With the strange weather we've been having, the plants have been behaving a bit oddly. Case in point is Salvia apiana. One of the focal points of the front garden, the flower stalks of this beautiful gray-green sage usually grow to about 6 feet, and the plant can be pruned to about 4 feet after the growing season.
This year was different. The late rain resulted in 8+ feet high flower stalks, but the dry weather after caused the larger of the two plants to split in thirds at the bottom. The middle third broke off the root and had to be composted. The other two fell in opposite direction, creating a less than pleasing display. Initially, I planned to prune everything close to the ground - but then I realized that the remaining blossoms were literally humming with small bees and other pollinators (of course they fly away when you need a photo...).
Here's where things get complicated for the suburban gardener: On the one hand, I like my garden moderately tidy, on the other hand, offering a wildlife haven is high on my list of garden priorities. Fortunately, the rest of the garden didn't look bad, with some Clarkia providing much needed color and the grasses and coyote brush offering resting places for the eye. I decided to leave the salvia until all the blooms were spent, and went on a cutting spree when only the seeds were left.
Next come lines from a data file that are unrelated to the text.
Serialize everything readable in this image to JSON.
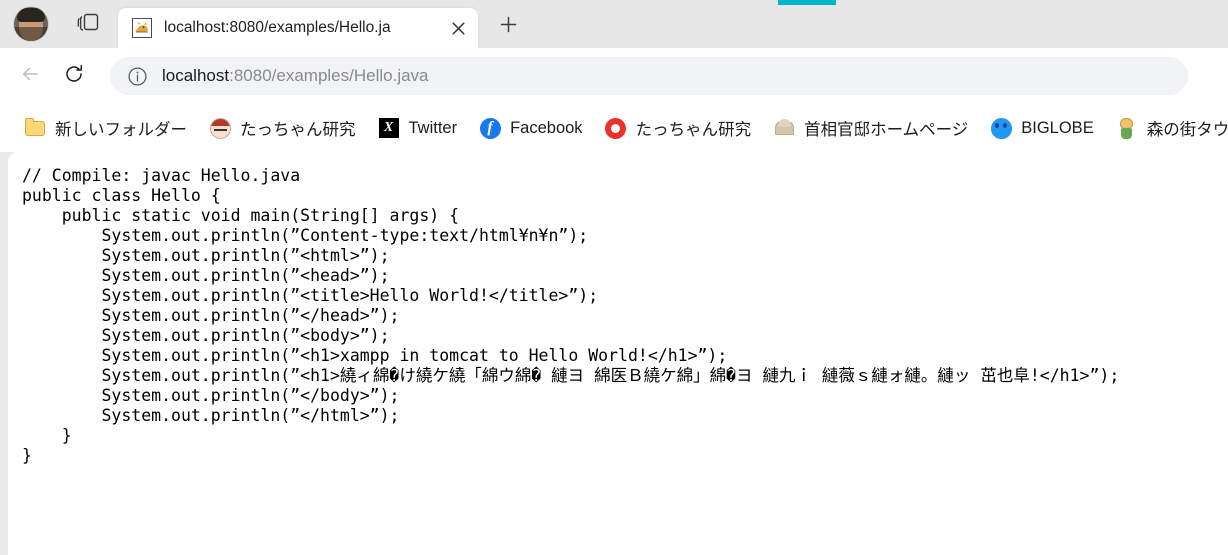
{
  "window": {
    "accent_color": "#00b4cc",
    "toolbar_bg": "#ffffff",
    "frame_bg": "#e7e7e7"
  },
  "tabstrip": {
    "profile_name": "profile-avatar",
    "collections_label": "Collections",
    "tab": {
      "favicon": "tomcat-icon",
      "title": "localhost:8080/examples/Hello.ja",
      "close_label": "✕"
    },
    "new_tab_label": "+"
  },
  "navbar": {
    "back_label": "←",
    "refresh_label": "↻",
    "info_label": "i",
    "url_host": "localhost",
    "url_path": ":8080/examples/Hello.java",
    "url_full": "localhost:8080/examples/Hello.java"
  },
  "bookmarks": [
    {
      "icon": "folder-icon",
      "label": "新しいフォルダー"
    },
    {
      "icon": "tacchan-face-icon",
      "label": "たっちゃん研究"
    },
    {
      "icon": "x-twitter-icon",
      "label": "Twitter"
    },
    {
      "icon": "facebook-icon",
      "label": "Facebook"
    },
    {
      "icon": "tacchan-red-icon",
      "label": "たっちゃん研究"
    },
    {
      "icon": "kantei-icon",
      "label": "首相官邸ホームページ"
    },
    {
      "icon": "biglobe-icon",
      "label": "BIGLOBE"
    },
    {
      "icon": "mori-no-machi-icon",
      "label": "森の街タウ"
    }
  ],
  "page": {
    "content_type": "plain-text-source",
    "code": "// Compile: javac Hello.java\npublic class Hello {\n    public static void main(String[] args) {\n        System.out.println(”Content-type:text/html¥n¥n”);\n        System.out.println(”<html>”);\n        System.out.println(”<head>”);\n        System.out.println(”<title>Hello World!</title>”);\n        System.out.println(”</head>”);\n        System.out.println(”<body>”);\n        System.out.println(”<h1>xampp in tomcat to Hello World!</h1>”);\n        System.out.println(”<h1>繞ィ綿�け繞ケ繞「綿ウ綿� 縺ヨ 綿医Ｂ繞ケ綿」綿�ヨ 縺九ｉ 縺薇ｓ縺ォ縺。縺ッ 茁也阜!</h1>”);\n        System.out.println(”</body>”);\n        System.out.println(”</html>”);\n    }\n}"
  }
}
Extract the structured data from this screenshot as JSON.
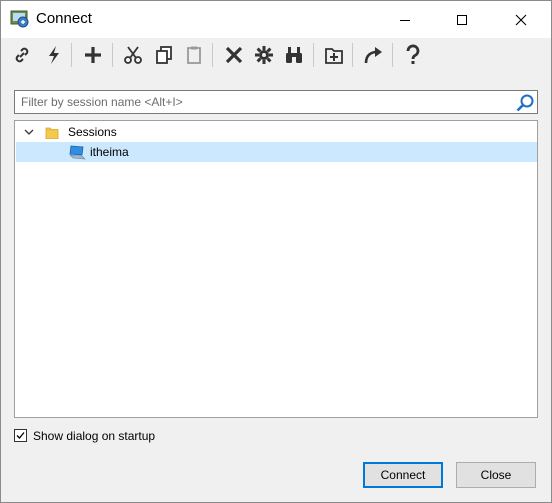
{
  "window": {
    "title": "Connect",
    "controls": {
      "minimize": "minimize",
      "maximize": "maximize",
      "close": "close"
    }
  },
  "toolbar": {
    "buttons": [
      {
        "name": "connect-link",
        "icon": "link-icon"
      },
      {
        "name": "quick-connect",
        "icon": "lightning-icon"
      },
      {
        "name": "new-session",
        "icon": "plus-icon"
      },
      {
        "name": "cut",
        "icon": "scissors-icon"
      },
      {
        "name": "copy",
        "icon": "copy-icon"
      },
      {
        "name": "paste",
        "icon": "clipboard-icon"
      },
      {
        "name": "delete",
        "icon": "x-icon"
      },
      {
        "name": "properties",
        "icon": "gear-icon"
      },
      {
        "name": "find",
        "icon": "binoculars-icon"
      },
      {
        "name": "new-folder",
        "icon": "folder-plus-icon"
      },
      {
        "name": "create-shortcut",
        "icon": "arrow-curve-icon"
      },
      {
        "name": "help",
        "icon": "question-icon"
      }
    ]
  },
  "filter": {
    "placeholder": "Filter by session name <Alt+I>",
    "value": ""
  },
  "tree": {
    "root": {
      "label": "Sessions",
      "expanded": true,
      "icon": "folder-icon"
    },
    "items": [
      {
        "label": "itheima",
        "icon": "computer-icon",
        "selected": true
      }
    ]
  },
  "startup_checkbox": {
    "label": "Show dialog on startup",
    "checked": true
  },
  "buttons": {
    "connect": "Connect",
    "close": "Close"
  },
  "colors": {
    "accent": "#0078d7",
    "selection": "#cce8ff",
    "folder": "#f5c94c"
  }
}
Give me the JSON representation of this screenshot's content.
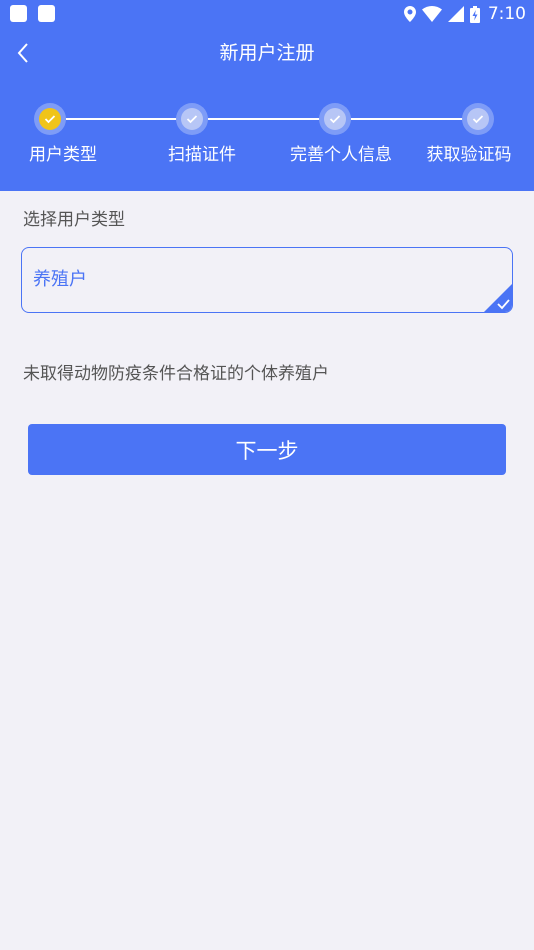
{
  "status_bar": {
    "time": "7:10",
    "icons": [
      "notification-icon",
      "notification-icon",
      "location-icon",
      "wifi-icon",
      "signal-icon",
      "battery-icon"
    ]
  },
  "header": {
    "title": "新用户注册",
    "back_icon": "chevron-left-icon"
  },
  "steps": [
    {
      "label": "用户类型",
      "state": "active"
    },
    {
      "label": "扫描证件",
      "state": "pending"
    },
    {
      "label": "完善个人信息",
      "state": "pending"
    },
    {
      "label": "获取验证码",
      "state": "pending"
    }
  ],
  "form": {
    "section_label": "选择用户类型",
    "selected_type": "养殖户",
    "description": "未取得动物防疫条件合格证的个体养殖户"
  },
  "next_button_label": "下一步",
  "colors": {
    "primary": "#4b74f5",
    "active_step": "#f0c419",
    "background": "#f2f1f7"
  }
}
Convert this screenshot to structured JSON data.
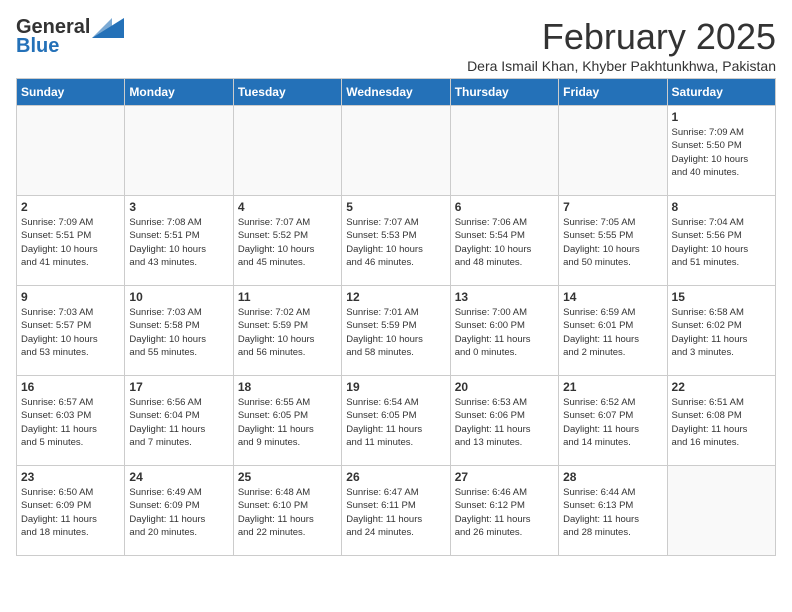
{
  "header": {
    "logo_general": "General",
    "logo_blue": "Blue",
    "month_title": "February 2025",
    "subtitle": "Dera Ismail Khan, Khyber Pakhtunkhwa, Pakistan"
  },
  "weekdays": [
    "Sunday",
    "Monday",
    "Tuesday",
    "Wednesday",
    "Thursday",
    "Friday",
    "Saturday"
  ],
  "weeks": [
    [
      {
        "day": "",
        "info": ""
      },
      {
        "day": "",
        "info": ""
      },
      {
        "day": "",
        "info": ""
      },
      {
        "day": "",
        "info": ""
      },
      {
        "day": "",
        "info": ""
      },
      {
        "day": "",
        "info": ""
      },
      {
        "day": "1",
        "info": "Sunrise: 7:09 AM\nSunset: 5:50 PM\nDaylight: 10 hours\nand 40 minutes."
      }
    ],
    [
      {
        "day": "2",
        "info": "Sunrise: 7:09 AM\nSunset: 5:51 PM\nDaylight: 10 hours\nand 41 minutes."
      },
      {
        "day": "3",
        "info": "Sunrise: 7:08 AM\nSunset: 5:51 PM\nDaylight: 10 hours\nand 43 minutes."
      },
      {
        "day": "4",
        "info": "Sunrise: 7:07 AM\nSunset: 5:52 PM\nDaylight: 10 hours\nand 45 minutes."
      },
      {
        "day": "5",
        "info": "Sunrise: 7:07 AM\nSunset: 5:53 PM\nDaylight: 10 hours\nand 46 minutes."
      },
      {
        "day": "6",
        "info": "Sunrise: 7:06 AM\nSunset: 5:54 PM\nDaylight: 10 hours\nand 48 minutes."
      },
      {
        "day": "7",
        "info": "Sunrise: 7:05 AM\nSunset: 5:55 PM\nDaylight: 10 hours\nand 50 minutes."
      },
      {
        "day": "8",
        "info": "Sunrise: 7:04 AM\nSunset: 5:56 PM\nDaylight: 10 hours\nand 51 minutes."
      }
    ],
    [
      {
        "day": "9",
        "info": "Sunrise: 7:03 AM\nSunset: 5:57 PM\nDaylight: 10 hours\nand 53 minutes."
      },
      {
        "day": "10",
        "info": "Sunrise: 7:03 AM\nSunset: 5:58 PM\nDaylight: 10 hours\nand 55 minutes."
      },
      {
        "day": "11",
        "info": "Sunrise: 7:02 AM\nSunset: 5:59 PM\nDaylight: 10 hours\nand 56 minutes."
      },
      {
        "day": "12",
        "info": "Sunrise: 7:01 AM\nSunset: 5:59 PM\nDaylight: 10 hours\nand 58 minutes."
      },
      {
        "day": "13",
        "info": "Sunrise: 7:00 AM\nSunset: 6:00 PM\nDaylight: 11 hours\nand 0 minutes."
      },
      {
        "day": "14",
        "info": "Sunrise: 6:59 AM\nSunset: 6:01 PM\nDaylight: 11 hours\nand 2 minutes."
      },
      {
        "day": "15",
        "info": "Sunrise: 6:58 AM\nSunset: 6:02 PM\nDaylight: 11 hours\nand 3 minutes."
      }
    ],
    [
      {
        "day": "16",
        "info": "Sunrise: 6:57 AM\nSunset: 6:03 PM\nDaylight: 11 hours\nand 5 minutes."
      },
      {
        "day": "17",
        "info": "Sunrise: 6:56 AM\nSunset: 6:04 PM\nDaylight: 11 hours\nand 7 minutes."
      },
      {
        "day": "18",
        "info": "Sunrise: 6:55 AM\nSunset: 6:05 PM\nDaylight: 11 hours\nand 9 minutes."
      },
      {
        "day": "19",
        "info": "Sunrise: 6:54 AM\nSunset: 6:05 PM\nDaylight: 11 hours\nand 11 minutes."
      },
      {
        "day": "20",
        "info": "Sunrise: 6:53 AM\nSunset: 6:06 PM\nDaylight: 11 hours\nand 13 minutes."
      },
      {
        "day": "21",
        "info": "Sunrise: 6:52 AM\nSunset: 6:07 PM\nDaylight: 11 hours\nand 14 minutes."
      },
      {
        "day": "22",
        "info": "Sunrise: 6:51 AM\nSunset: 6:08 PM\nDaylight: 11 hours\nand 16 minutes."
      }
    ],
    [
      {
        "day": "23",
        "info": "Sunrise: 6:50 AM\nSunset: 6:09 PM\nDaylight: 11 hours\nand 18 minutes."
      },
      {
        "day": "24",
        "info": "Sunrise: 6:49 AM\nSunset: 6:09 PM\nDaylight: 11 hours\nand 20 minutes."
      },
      {
        "day": "25",
        "info": "Sunrise: 6:48 AM\nSunset: 6:10 PM\nDaylight: 11 hours\nand 22 minutes."
      },
      {
        "day": "26",
        "info": "Sunrise: 6:47 AM\nSunset: 6:11 PM\nDaylight: 11 hours\nand 24 minutes."
      },
      {
        "day": "27",
        "info": "Sunrise: 6:46 AM\nSunset: 6:12 PM\nDaylight: 11 hours\nand 26 minutes."
      },
      {
        "day": "28",
        "info": "Sunrise: 6:44 AM\nSunset: 6:13 PM\nDaylight: 11 hours\nand 28 minutes."
      },
      {
        "day": "",
        "info": ""
      }
    ]
  ]
}
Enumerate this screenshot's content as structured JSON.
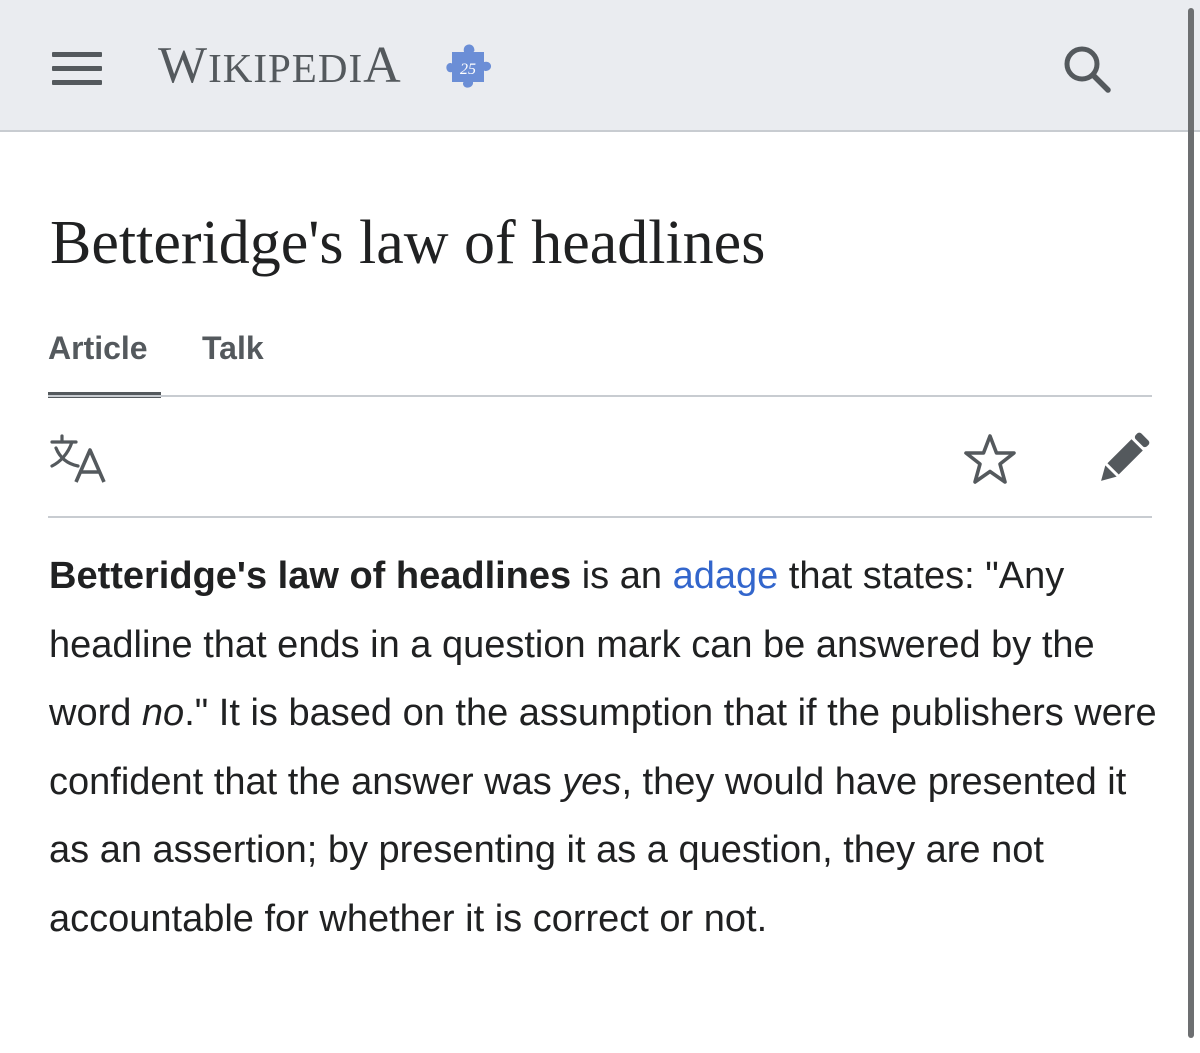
{
  "header": {
    "logo_main": "Wikipedia",
    "anniversary_badge": "25",
    "menu_icon": "hamburger-menu-icon",
    "search_icon": "search-icon"
  },
  "article": {
    "title": "Betteridge's law of headlines",
    "tabs": [
      {
        "label": "Article",
        "selected": true
      },
      {
        "label": "Talk",
        "selected": false
      }
    ],
    "actions": {
      "language_icon": "language-icon",
      "watch_icon": "star-icon",
      "edit_icon": "pencil-icon"
    },
    "paragraph": {
      "bold_term": "Betteridge's law of headlines",
      "text_1": " is an ",
      "link_adage": "adage",
      "text_2": " that states: \"Any headline that ends in a question mark can be answered by the word ",
      "italic_no": "no",
      "text_3": ".\" It is based on the assumption that if the publishers were confident that the answer was ",
      "italic_yes": "yes",
      "text_4": ", they would have presented it as an assertion; by presenting it as a question, they are not accountable for whether it is correct or not."
    }
  },
  "colors": {
    "header_bg": "#eaecf0",
    "text": "#202122",
    "icon_gray": "#54595d",
    "link": "#3366cc",
    "divider": "#c8ccd1"
  }
}
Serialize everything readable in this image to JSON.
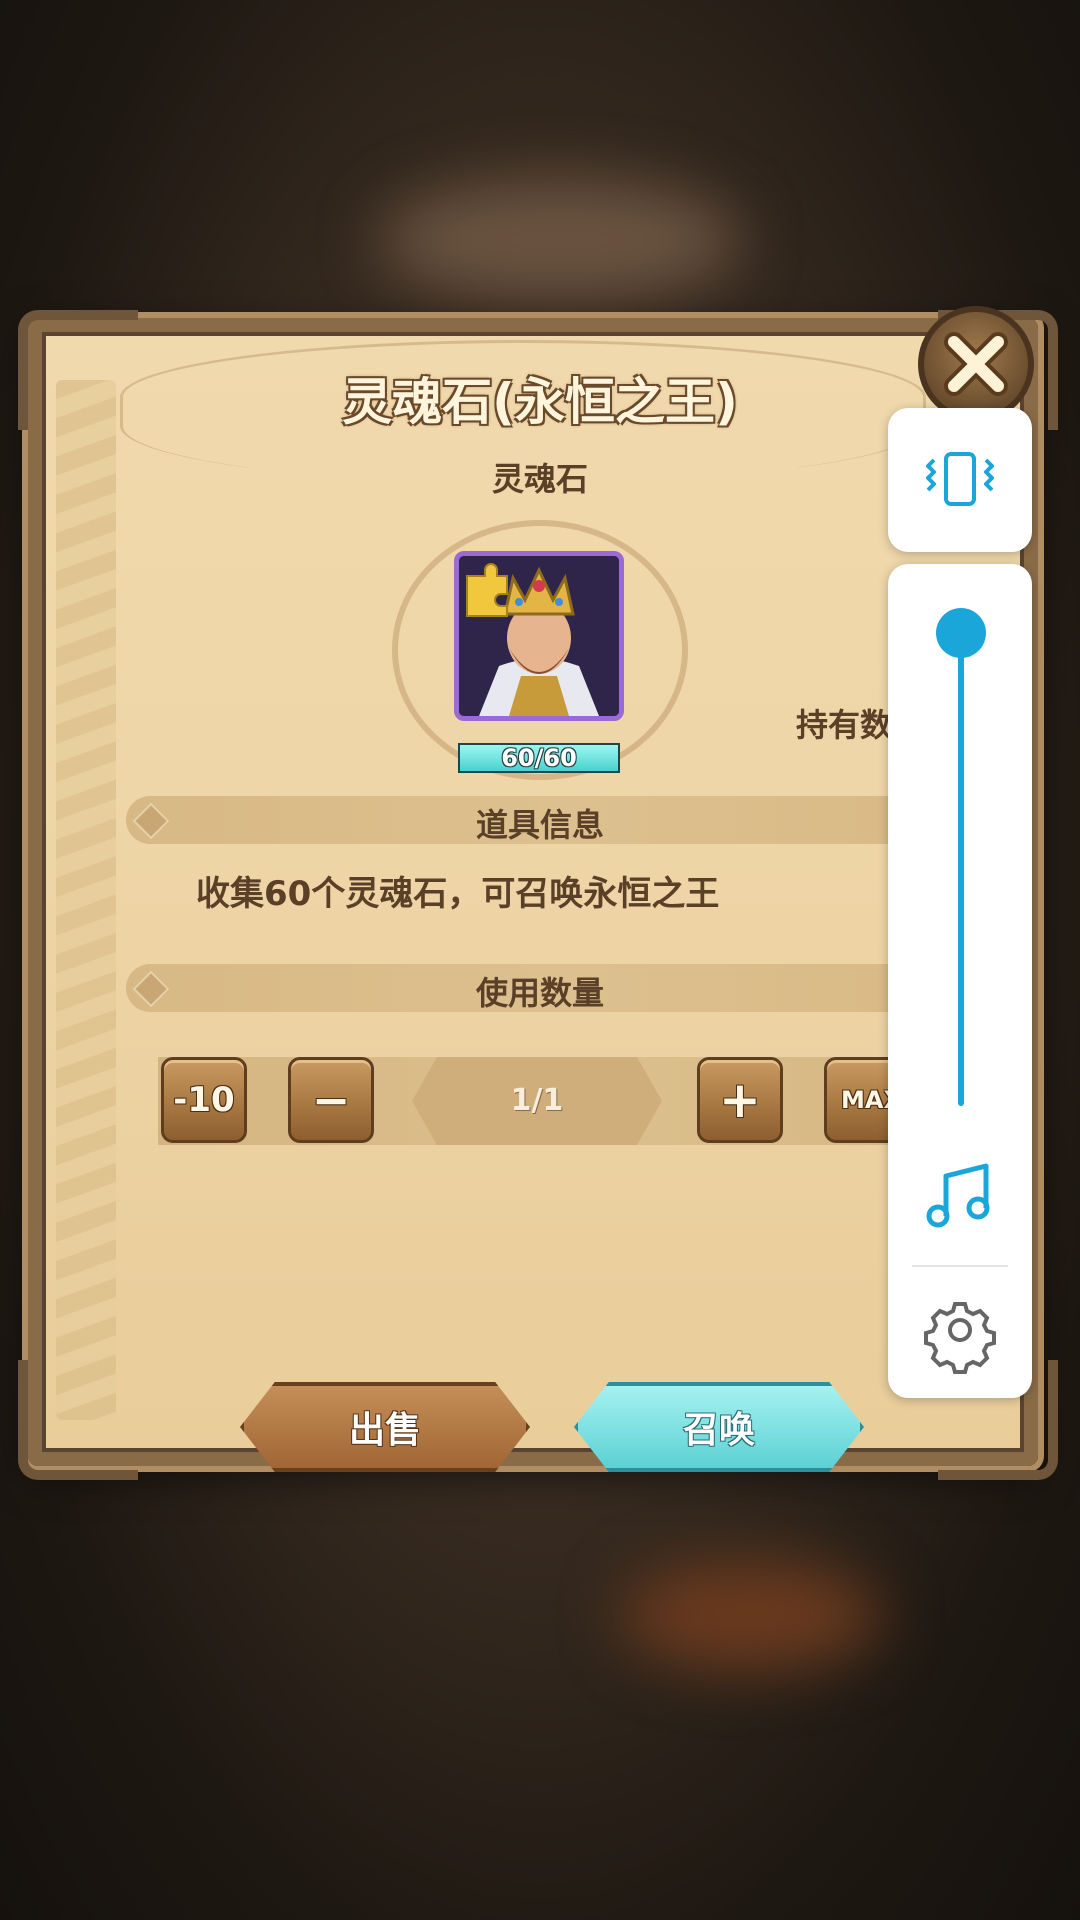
{
  "dialog": {
    "title": "灵魂石(永恒之王)",
    "subtitle": "灵魂石",
    "item": {
      "icon": "king-soulstone-icon",
      "progress_text": "60/60",
      "progress_fraction": 1.0
    },
    "owned_label": "持有数",
    "info_section": {
      "label": "道具信息",
      "description": "收集60个灵魂石，可召唤永恒之王"
    },
    "quantity_section": {
      "label": "使用数量",
      "minus10_label": "-10",
      "minus_label": "−",
      "value": "1/1",
      "plus_label": "+",
      "max_label": "MAX"
    },
    "sell_label": "出售",
    "summon_label": "召唤",
    "close_icon": "close-icon"
  },
  "overlay": {
    "vibrate_icon": "vibrate-icon",
    "volume_level": 1.0,
    "music_icon": "music-note-icon",
    "settings_icon": "gear-icon",
    "accent_color": "#1aa6d8"
  }
}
Even that was a compromise, as I know how much the birds enjoy the seeds. I had a similar conundrum in the back. Salvia brandegii 'Pacific Blue' is supposed to be about 2 feet wide, trellised against a fence. Last year I'd been a little lazy cutting it back, so this year I had 4 feet of growth.
This delighted the birds, which enjoy perching on the branches and picking these seeds.
But it's also the main view from the back window, so I decided a week ago that it was time to take out the pruners. It seemed acceptable because I knew that the lavender had started setting seed, and those are the most favorite of the gold finches. And, just to be on the safe side, I shook out each branch before I put it in the garden waste bin, a small offering for the visitors to the garden (here's a photo from an earlier post).